The court documents also show that Wiebe had consulted with the city manager prior to the May 13 vote, asking if he would be in conflict of interest.
Wiebe confirmed with the city manager that the vote was a general application and everyone in the food and drink industry were eligible to apply for the program.
He said he was told it was up to him to seek his own legal advice, which he did not do because he said he didn’t think there was a concern he wouldn’t remain impartial.
The response also stated the councillor did not have any direct or indirect financial benefit to gain from the votes.
Mussio called that response “ludicrous.”
“Most of the restaurants with these restrictions under COVID-19 are really struggling and so this policy, that allow outdoor patios, has helped restaurants keep their doors open. So, it's definitely a revenue generator for Mr. Wiebe,” he said.
The lawyer said roughly 350 to 400 restaurants were able to get the temporary patio permits, out of thousands that applied.
Eight ½ Restaurant and Lounge was one of the first 14 to get a permit.
“He’s got an inside track,” Mussio said. “Having produced the system, voted on the system and actually helped, you know, produce the motions and so forth, so I mean, if that’s not a conflict, I’m not sure what is.”
CTV News contacted Wiebe, who said he’s following the court process and his response is already in the affidavit.
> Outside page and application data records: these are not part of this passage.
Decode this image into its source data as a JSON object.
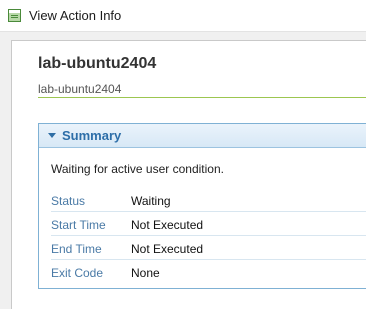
{
  "window": {
    "title": "View Action Info",
    "icon": "app-window-icon"
  },
  "host": {
    "name": "lab-ubuntu2404",
    "subtitle": "lab-ubuntu2404"
  },
  "summary": {
    "title": "Summary",
    "message": "Waiting for active user condition.",
    "rows": [
      {
        "label": "Status",
        "value": "Waiting"
      },
      {
        "label": "Start Time",
        "value": "Not Executed"
      },
      {
        "label": "End Time",
        "value": "Not Executed"
      },
      {
        "label": "Exit Code",
        "value": "None"
      }
    ]
  },
  "colors": {
    "accent_line": "#9cc650",
    "panel_border": "#7fb1d4",
    "panel_title": "#2d6ea8",
    "label_text": "#4a7aa6"
  }
}
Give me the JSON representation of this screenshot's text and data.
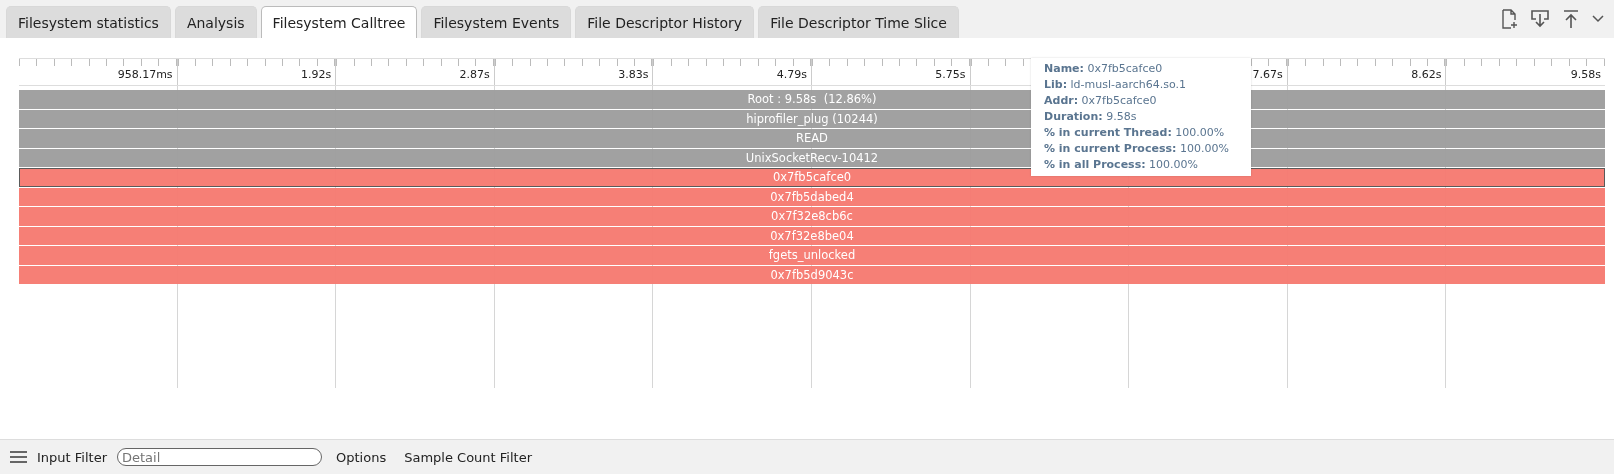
{
  "tabs": [
    {
      "label": "Filesystem statistics",
      "selected": false
    },
    {
      "label": "Analysis",
      "selected": false
    },
    {
      "label": "Filesystem Calltree",
      "selected": true
    },
    {
      "label": "Filesystem Events",
      "selected": false
    },
    {
      "label": "File Descriptor History",
      "selected": false
    },
    {
      "label": "File Descriptor Time Slice",
      "selected": false
    }
  ],
  "ruler": {
    "labels": [
      "958.17ms",
      "1.92s",
      "2.87s",
      "3.83s",
      "4.79s",
      "5.75s",
      "7.67s",
      "8.62s",
      "9.58s"
    ]
  },
  "frames": [
    {
      "label": "Root : 9.58s  (12.86%)",
      "color": "#9e9e9e",
      "selected": false
    },
    {
      "label": "hiprofiler_plug (10244)",
      "color": "#9e9e9e",
      "selected": false
    },
    {
      "label": "READ",
      "color": "#9e9e9e",
      "selected": false
    },
    {
      "label": "UnixSocketRecv-10412",
      "color": "#9e9e9e",
      "selected": false
    },
    {
      "label": "0x7fb5cafce0",
      "color": "#f67b72",
      "selected": true
    },
    {
      "label": "0x7fb5dabed4",
      "color": "#f67b72",
      "selected": false
    },
    {
      "label": "0x7f32e8cb6c",
      "color": "#f67b72",
      "selected": false
    },
    {
      "label": "0x7f32e8be04",
      "color": "#f67b72",
      "selected": false
    },
    {
      "label": "fgets_unlocked",
      "color": "#f67b72",
      "selected": false
    },
    {
      "label": "0x7fb5d9043c",
      "color": "#f67b72",
      "selected": false
    }
  ],
  "tooltip": [
    {
      "key": "Name:",
      "value": "0x7fb5cafce0"
    },
    {
      "key": "Lib:",
      "value": "ld-musl-aarch64.so.1"
    },
    {
      "key": "Addr:",
      "value": "0x7fb5cafce0"
    },
    {
      "key": "Duration:",
      "value": "9.58s"
    },
    {
      "key": "% in current Thread:",
      "value": "100.00%"
    },
    {
      "key": "% in current Process:",
      "value": "100.00%"
    },
    {
      "key": "% in all Process:",
      "value": "100.00%"
    }
  ],
  "footer": {
    "filter_label": "Input Filter",
    "filter_placeholder": "Detail",
    "options": "Options",
    "sample_filter": "Sample Count Filter"
  }
}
He said he won’t be commenting further until after the hearing.
Mussio and Wiebe both anticipate the hearing will take place in February 2021.